I was racking my brain for the word “Corinthian” and picking images out from the Pantheon’s Rorschach marble when Paulo struck up conversation. With a heavy Italian accent, gravel in his throat, and a bit of thought behind each word, he asked if I knew the origins of the space. “I do, but I’d love for you to tell me anyway.” We sat dwarfed by the geometrically perfect dome for over an hour. With light from the oculus reluctant to dip too far into the rotunda, it mimed its best impression of a full moon on a clear night, illuminating just enough to see but not quite enough that you need not hone your focus. The structure forces concentration and intimacy. Originally intended for prayer, it lends well to dialogue.

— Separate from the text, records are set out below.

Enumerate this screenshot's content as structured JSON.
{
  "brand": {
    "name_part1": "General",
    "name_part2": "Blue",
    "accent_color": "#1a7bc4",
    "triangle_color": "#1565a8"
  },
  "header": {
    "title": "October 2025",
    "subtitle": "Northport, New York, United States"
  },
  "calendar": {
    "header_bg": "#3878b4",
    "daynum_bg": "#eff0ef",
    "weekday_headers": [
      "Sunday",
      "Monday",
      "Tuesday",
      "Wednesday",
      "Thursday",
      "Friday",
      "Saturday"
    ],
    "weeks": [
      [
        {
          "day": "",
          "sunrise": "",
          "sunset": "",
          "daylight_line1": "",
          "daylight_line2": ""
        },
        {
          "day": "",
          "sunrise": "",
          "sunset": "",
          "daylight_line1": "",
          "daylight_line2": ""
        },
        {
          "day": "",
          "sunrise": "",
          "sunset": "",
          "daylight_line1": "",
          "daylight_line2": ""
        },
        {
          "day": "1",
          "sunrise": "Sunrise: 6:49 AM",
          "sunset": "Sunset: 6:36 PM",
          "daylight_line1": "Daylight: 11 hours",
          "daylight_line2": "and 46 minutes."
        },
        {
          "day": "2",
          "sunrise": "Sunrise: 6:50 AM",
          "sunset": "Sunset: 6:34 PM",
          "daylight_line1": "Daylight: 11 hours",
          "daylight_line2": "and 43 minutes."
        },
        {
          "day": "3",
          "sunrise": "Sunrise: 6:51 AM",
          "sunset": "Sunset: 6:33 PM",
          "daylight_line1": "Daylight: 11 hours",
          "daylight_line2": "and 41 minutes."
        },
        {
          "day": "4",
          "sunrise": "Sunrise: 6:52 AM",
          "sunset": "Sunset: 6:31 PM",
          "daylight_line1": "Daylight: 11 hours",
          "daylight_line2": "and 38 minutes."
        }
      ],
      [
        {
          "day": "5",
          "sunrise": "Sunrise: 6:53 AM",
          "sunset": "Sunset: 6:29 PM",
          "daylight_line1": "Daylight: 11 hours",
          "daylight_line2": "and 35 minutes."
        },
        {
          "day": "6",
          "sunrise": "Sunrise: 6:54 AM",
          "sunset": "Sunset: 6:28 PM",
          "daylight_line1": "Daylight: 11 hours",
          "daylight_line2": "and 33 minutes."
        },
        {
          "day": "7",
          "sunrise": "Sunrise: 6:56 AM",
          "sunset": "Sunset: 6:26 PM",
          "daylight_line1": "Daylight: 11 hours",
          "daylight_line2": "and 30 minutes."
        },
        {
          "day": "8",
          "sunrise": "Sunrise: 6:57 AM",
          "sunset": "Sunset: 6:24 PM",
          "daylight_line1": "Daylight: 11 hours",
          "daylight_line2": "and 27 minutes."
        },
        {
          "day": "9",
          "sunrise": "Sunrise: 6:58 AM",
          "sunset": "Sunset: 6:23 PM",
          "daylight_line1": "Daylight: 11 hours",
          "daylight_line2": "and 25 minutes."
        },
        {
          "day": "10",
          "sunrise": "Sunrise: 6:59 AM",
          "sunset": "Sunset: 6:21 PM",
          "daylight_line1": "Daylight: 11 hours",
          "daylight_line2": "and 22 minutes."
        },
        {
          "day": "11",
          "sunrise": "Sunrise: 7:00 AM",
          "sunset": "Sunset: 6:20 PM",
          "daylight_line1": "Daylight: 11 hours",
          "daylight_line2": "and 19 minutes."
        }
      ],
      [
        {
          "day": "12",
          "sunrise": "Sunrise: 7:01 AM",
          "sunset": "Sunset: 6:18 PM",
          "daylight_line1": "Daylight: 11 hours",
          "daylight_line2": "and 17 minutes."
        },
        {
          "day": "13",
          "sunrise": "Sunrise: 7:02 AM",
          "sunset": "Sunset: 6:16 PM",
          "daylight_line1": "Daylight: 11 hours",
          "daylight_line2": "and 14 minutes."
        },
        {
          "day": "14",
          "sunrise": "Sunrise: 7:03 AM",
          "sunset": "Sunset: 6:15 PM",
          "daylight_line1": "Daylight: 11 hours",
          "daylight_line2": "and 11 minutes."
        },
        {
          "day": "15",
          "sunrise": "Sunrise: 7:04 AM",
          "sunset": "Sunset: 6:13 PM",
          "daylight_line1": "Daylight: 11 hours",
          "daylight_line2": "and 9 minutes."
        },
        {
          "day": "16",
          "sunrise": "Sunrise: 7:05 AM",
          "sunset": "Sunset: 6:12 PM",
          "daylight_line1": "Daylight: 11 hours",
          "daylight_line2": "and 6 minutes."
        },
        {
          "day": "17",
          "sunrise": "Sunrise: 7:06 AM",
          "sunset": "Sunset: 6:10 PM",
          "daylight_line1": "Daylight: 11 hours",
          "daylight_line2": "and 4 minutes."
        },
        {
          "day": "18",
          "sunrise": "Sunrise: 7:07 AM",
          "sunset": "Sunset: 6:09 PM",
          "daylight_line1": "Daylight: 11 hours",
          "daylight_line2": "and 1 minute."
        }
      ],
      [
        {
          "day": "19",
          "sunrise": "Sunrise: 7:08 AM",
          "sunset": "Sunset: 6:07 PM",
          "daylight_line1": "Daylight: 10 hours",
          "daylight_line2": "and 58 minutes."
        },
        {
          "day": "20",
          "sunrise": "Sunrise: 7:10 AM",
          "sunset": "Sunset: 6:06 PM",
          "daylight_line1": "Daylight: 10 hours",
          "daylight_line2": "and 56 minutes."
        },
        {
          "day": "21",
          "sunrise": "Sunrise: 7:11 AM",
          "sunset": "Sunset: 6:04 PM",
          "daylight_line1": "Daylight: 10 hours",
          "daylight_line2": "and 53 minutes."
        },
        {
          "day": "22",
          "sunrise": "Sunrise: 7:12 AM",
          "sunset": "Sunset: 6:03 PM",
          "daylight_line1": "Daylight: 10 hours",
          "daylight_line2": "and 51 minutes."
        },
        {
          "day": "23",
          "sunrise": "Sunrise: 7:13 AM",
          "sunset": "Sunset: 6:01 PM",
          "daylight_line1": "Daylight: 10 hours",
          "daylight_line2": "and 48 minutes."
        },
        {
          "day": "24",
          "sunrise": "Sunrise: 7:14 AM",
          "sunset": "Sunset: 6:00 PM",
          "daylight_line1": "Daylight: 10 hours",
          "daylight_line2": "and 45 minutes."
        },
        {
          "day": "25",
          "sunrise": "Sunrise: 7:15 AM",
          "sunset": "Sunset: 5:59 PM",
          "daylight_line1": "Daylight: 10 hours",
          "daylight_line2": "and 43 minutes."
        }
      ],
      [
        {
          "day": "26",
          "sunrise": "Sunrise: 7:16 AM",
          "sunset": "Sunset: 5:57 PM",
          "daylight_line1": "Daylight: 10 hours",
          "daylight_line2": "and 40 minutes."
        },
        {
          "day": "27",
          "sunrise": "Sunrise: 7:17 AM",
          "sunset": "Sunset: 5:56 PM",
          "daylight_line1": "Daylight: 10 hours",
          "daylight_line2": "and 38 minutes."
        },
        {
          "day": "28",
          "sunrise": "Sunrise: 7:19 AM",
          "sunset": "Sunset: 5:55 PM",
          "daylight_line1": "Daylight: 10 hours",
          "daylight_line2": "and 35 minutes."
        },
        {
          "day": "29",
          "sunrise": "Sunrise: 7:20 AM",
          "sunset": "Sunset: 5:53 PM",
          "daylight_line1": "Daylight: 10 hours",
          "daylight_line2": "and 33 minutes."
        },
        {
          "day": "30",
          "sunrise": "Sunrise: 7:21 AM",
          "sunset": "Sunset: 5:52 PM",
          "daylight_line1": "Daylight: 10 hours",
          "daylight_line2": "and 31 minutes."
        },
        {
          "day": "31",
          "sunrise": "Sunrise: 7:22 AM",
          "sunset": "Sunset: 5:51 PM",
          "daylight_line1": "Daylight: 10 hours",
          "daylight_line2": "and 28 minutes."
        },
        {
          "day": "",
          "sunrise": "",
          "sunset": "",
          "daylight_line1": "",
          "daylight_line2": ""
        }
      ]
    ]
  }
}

Paulo immediately strikes you as refined and wisened. Tall and lanky, he sat with his shirt tucked in tightly and a blue blazer draped over his right shoulder, the collar clutched delicately between two fingers for the length of our discussion. The deep lines patterning his face mapped a route to his eyes which, in contrast to his calm and careful tone, were wide and sprightly. An exchange about the Pantheon’s Pagan origins and its later consecration as a Christian church made way for winding insights into his own studies of original religious texts. He lamented the challenges of translation. His tone wavered between frustration and awe while meditating on how ancient interpretations of words could ripple into the doctrines we know today. Logic-based but not immune to a bit of magic, his studies have coaxed an attention to sameness across religions, not differences.
I asked what it meant for him, as a Roman, to come to monuments like the Pantheon. “It is amazing, and relaxing. I do not live in Rome anymore. Like most Romans, I move from the city because it is too busy with visitors. But I come to Rome often. I come with the spirit of a tourist. I never want to stop exploring. The richness of art and architecture and history is infinite here. To Rome, you must come again and again, explore the past, always with your mind open.”
Stepping into Rome does feel like stepping into history. Modernity is puzzle-pieced thoughtfully betwixt* antiquity, making quite clear: what came before comes first. Intentional evolution may be what makes us human, but there is power in origin. Particularly in Rome. Particularly-particularly when it comes to food. Any flourish on a classic will be met with a scoff by Roman purists. The addition of Parmigiano Reggiano to cacio e pepe? Paulo tells me his father would say, “It’s fine, but it’s not cacio e pepe.”
Extraordinarily simple in both its ingredients and process, cacio e pepe is a balancing act. Sharp and salty Pecorino Romano blankets al dente noodles, acting as a cozy, filling backdrop for loud punches of black pepper. And that’s it. Traditionally boasting only five ingredients—sheep’s cheese, pasta, water, salt, pepper—and big, harmonious flavor, cacio e pepe should be the poster-child for un-Americanized Italian cooking.
The process is an easy one, and it’s all about letting the ingredients do what they were meant to do. Starch thickens, cheese melts, and pepper stays fresh until the last second. I found it a touch too easy for the sauce to get clumpy when adding the cheese to the starchy pasta water. To give the it a bit of fat to cling to, I whisked a small amount of butter into the water first. This resulted in a smooth, velvety sauce every time. So, choose your own adventure. The Roman traditionalists among you should skip the butter, and whisk your grated cheese into the starchy pasta water very slowly over low heat. But know, if you’re in America, the Pecorino Romano is likely made with cow’s milk, so you’re already off to a cardinal sin of a start. You might as well go full-heathen and add the dang butter.
*Seems only fitting to use some archaic language.
Cacio e Pepe (serves 4-5)
Time: 20 minutes
1 pound spaghetti
1c pasta water
1 1/2 cups Pecorino Romano cheese
3 TBS butter
Freshly ground black pepper
1. Boil pasta in a large pot of heavily salted water (about 2 heaping TBS Kosher salt per 4 cups of water) until al dente, about 4-5 minutes. Reserve 1cup pasta water before draining.
2. While pasta is boiling, grate cheese finely.
3. Pour pasta water into a frying pan. Over medium heat, whisk in one tablespoon of butter at a time until melted.
4. Sprinkle in the grated cheese slowly, whisking continuously.
5. Increase heat to medium-high and add pasta to sauce. Stir with a fork until sauce thickens and coats the noodles in a glossy blanket. It should only take a few minutes. If it remains watery, increase heat slightly and keep on stirring. If you tip the pan, you should notice less and less liquid over time.
6. Serve with generous amount of freshly ground black pepper.